What to work on » Work out how many lines of the listing below contain the word "image". Respond with that number only.

Data under study »
========

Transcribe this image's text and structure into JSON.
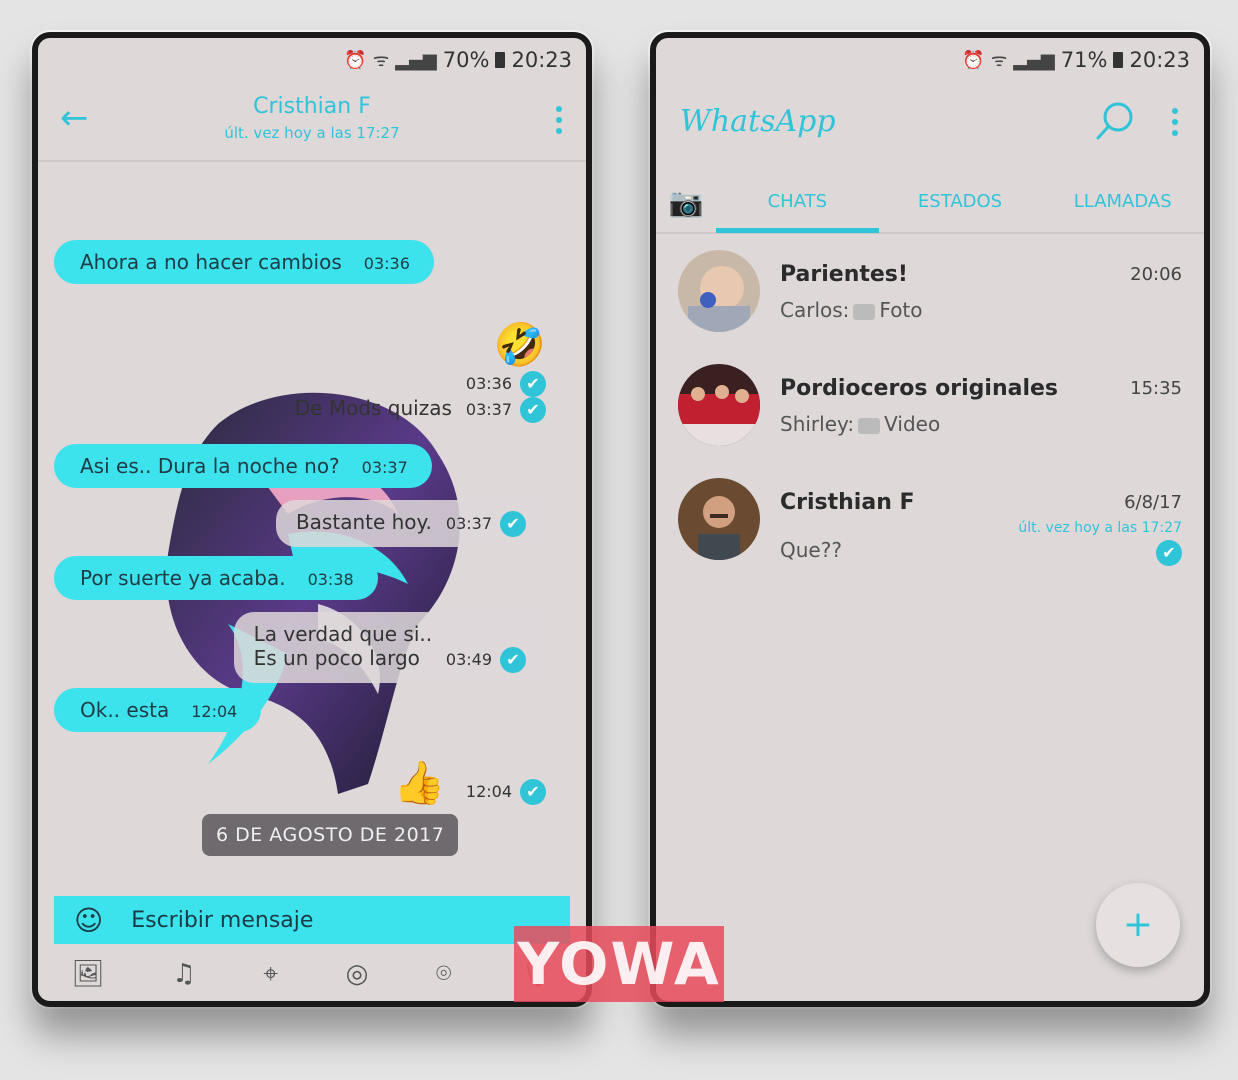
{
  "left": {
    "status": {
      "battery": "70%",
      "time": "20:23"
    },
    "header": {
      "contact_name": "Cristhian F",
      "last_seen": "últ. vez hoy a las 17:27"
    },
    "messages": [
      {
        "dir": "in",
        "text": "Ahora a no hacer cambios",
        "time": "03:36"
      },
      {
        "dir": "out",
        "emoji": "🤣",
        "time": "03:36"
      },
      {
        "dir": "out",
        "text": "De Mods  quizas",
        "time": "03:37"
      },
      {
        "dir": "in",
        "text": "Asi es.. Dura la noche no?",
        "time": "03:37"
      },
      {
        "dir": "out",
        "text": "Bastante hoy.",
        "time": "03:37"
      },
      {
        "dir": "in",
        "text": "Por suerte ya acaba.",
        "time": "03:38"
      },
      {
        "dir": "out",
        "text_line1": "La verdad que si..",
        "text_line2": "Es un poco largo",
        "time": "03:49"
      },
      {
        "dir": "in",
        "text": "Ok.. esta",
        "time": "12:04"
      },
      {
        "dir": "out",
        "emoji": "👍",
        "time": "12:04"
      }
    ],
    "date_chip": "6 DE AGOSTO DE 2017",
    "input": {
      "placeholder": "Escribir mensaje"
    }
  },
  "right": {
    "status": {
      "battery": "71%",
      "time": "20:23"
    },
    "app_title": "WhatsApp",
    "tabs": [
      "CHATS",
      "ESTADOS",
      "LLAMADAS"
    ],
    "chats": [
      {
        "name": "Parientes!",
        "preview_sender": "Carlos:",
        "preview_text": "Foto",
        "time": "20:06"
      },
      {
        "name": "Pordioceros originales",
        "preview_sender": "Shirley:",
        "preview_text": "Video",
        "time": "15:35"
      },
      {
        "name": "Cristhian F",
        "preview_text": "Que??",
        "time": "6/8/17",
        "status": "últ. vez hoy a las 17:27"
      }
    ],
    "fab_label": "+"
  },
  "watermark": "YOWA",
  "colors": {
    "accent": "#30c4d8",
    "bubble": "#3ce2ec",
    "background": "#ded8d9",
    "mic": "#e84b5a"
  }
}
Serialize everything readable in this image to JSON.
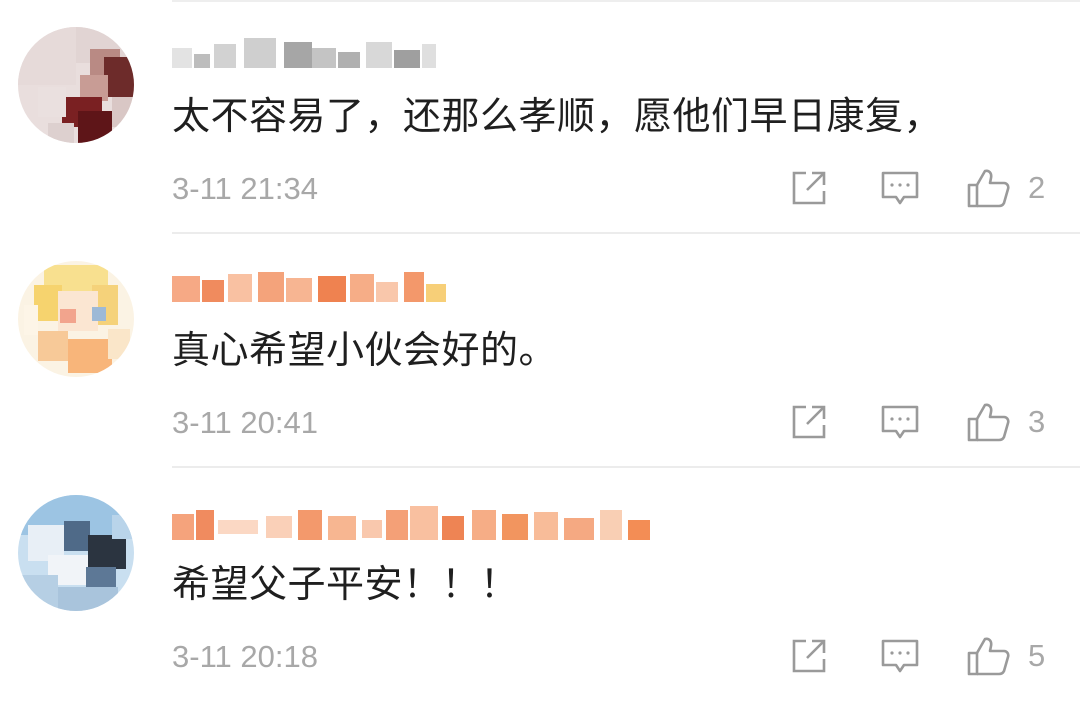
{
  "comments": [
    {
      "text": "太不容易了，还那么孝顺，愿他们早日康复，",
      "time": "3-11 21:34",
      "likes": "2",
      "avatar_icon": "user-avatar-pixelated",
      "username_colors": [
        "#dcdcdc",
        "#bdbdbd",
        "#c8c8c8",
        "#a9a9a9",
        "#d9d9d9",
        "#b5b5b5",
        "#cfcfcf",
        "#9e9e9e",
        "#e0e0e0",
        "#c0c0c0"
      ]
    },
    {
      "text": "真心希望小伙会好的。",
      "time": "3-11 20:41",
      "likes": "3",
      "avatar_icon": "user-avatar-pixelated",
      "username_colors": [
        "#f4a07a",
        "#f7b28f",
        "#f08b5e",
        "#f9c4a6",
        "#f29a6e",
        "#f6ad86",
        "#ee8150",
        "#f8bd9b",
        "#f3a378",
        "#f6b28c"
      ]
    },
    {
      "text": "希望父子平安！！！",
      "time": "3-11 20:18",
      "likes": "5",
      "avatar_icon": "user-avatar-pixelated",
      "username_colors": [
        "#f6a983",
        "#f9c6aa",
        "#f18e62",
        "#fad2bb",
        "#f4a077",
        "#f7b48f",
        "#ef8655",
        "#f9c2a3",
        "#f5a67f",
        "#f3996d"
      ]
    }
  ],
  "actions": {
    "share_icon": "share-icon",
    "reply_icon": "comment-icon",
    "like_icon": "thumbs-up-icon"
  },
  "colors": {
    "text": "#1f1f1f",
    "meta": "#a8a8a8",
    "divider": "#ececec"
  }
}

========

Response » 2